[[ Exercise material open ]]

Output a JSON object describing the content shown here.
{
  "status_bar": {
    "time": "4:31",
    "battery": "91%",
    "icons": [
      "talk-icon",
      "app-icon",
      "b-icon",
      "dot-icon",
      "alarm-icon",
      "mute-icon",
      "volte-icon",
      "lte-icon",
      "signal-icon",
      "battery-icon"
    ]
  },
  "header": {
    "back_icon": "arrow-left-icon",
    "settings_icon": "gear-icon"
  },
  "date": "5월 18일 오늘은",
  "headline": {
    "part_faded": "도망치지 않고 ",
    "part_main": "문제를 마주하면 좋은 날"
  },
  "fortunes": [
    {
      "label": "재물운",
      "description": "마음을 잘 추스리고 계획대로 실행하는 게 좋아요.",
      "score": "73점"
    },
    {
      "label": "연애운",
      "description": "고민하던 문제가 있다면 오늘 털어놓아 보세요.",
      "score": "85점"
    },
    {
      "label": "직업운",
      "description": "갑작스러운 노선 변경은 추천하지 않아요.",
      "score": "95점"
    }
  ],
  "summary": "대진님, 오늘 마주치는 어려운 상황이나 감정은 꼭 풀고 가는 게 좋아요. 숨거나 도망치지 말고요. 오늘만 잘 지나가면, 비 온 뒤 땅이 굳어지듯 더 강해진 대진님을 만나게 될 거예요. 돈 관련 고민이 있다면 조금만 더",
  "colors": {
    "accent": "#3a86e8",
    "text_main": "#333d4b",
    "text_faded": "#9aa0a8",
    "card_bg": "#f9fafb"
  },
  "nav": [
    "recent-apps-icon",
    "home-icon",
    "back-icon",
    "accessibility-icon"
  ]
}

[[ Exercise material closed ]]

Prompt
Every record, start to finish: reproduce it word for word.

Answer box
Output a JSON object describing the content shown here.
{
  "status_bar": {
    "time": "4:31",
    "battery": "91%",
    "icons": [
      "talk-icon",
      "app-icon",
      "b-icon",
      "dot-icon",
      "alarm-icon",
      "mute-icon",
      "volte-icon",
      "lte-icon",
      "signal-icon",
      "battery-icon"
    ]
  },
  "header": {
    "back_icon": "arrow-left-icon",
    "settings_icon": "gear-icon"
  },
  "date": "5월 18일 오늘은",
  "headline": {
    "part_faded": "도망치지 않고 ",
    "part_main": "문제를 마주하면 좋은 날"
  },
  "fortunes": [
    {
      "label": "재물운",
      "description": "마음을 잘 추스리고 계획대로 실행하는 게 좋아요.",
      "score": "73점"
    },
    {
      "label": "연애운",
      "description": "고민하던 문제가 있다면 오늘 털어놓아 보세요.",
      "score": "85점"
    },
    {
      "label": "직업운",
      "description": "갑작스러운 노선 변경은 추천하지 않아요.",
      "score": "95점"
    }
  ],
  "summary": "대진님, 오늘 마주치는 어려운 상황이나 감정은 꼭 풀고 가는 게 좋아요. 숨거나 도망치지 말고요. 오늘만 잘 지나가면, 비 온 뒤 땅이 굳어지듯 더 강해진 대진님을 만나게 될 거예요. 돈 관련 고민이 있다면 조금만 더",
  "colors": {
    "accent": "#3a86e8",
    "text_main": "#333d4b",
    "text_faded": "#9aa0a8",
    "card_bg": "#f9fafb"
  },
  "nav": [
    "recent-apps-icon",
    "home-icon",
    "back-icon",
    "accessibility-icon"
  ]
}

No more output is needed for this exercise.